> _Entries provided_:
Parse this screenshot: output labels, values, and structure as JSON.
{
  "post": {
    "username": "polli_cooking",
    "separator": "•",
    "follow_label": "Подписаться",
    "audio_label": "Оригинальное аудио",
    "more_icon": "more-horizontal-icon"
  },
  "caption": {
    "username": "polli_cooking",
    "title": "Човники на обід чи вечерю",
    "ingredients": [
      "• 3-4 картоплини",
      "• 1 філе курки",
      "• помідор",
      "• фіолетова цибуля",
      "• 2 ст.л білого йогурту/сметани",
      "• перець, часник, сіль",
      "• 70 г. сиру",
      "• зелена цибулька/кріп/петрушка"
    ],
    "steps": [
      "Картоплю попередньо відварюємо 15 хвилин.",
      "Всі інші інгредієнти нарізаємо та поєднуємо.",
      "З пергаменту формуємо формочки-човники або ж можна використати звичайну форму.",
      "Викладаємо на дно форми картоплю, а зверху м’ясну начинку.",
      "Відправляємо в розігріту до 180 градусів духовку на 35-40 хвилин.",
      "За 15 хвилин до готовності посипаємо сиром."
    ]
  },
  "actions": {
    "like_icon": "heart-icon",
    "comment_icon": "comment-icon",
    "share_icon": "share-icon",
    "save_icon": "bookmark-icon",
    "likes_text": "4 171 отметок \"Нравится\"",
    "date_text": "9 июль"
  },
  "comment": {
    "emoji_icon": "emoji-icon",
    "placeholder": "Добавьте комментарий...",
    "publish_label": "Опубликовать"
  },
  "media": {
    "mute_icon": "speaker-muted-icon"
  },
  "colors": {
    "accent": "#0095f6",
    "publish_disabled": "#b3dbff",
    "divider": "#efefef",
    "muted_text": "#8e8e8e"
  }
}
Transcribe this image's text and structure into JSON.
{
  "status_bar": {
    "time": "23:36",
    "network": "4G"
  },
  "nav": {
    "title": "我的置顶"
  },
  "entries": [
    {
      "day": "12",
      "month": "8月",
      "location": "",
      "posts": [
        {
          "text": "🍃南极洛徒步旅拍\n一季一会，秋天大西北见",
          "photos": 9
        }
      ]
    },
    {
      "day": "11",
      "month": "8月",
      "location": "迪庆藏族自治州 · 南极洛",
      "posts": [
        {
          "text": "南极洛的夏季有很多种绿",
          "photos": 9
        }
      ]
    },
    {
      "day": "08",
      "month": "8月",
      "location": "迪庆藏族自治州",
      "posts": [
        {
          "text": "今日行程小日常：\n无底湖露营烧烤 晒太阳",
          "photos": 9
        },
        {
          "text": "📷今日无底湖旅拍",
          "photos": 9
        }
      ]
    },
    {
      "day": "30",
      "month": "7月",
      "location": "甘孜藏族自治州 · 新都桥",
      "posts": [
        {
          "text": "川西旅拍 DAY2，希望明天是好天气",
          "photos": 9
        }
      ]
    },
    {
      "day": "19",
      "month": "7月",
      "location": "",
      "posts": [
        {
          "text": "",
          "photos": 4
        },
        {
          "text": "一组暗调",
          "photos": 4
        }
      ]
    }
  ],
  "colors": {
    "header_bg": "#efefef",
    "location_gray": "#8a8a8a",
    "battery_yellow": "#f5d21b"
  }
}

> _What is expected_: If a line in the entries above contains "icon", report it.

> _Answer space_:
    "more_icon": "more-horizontal-icon"
    "like_icon": "heart-icon",
    "comment_icon": "comment-icon",
    "share_icon": "share-icon",
    "save_icon": "bookmark-icon",
    "emoji_icon": "emoji-icon",
    "mute_icon": "speaker-muted-icon"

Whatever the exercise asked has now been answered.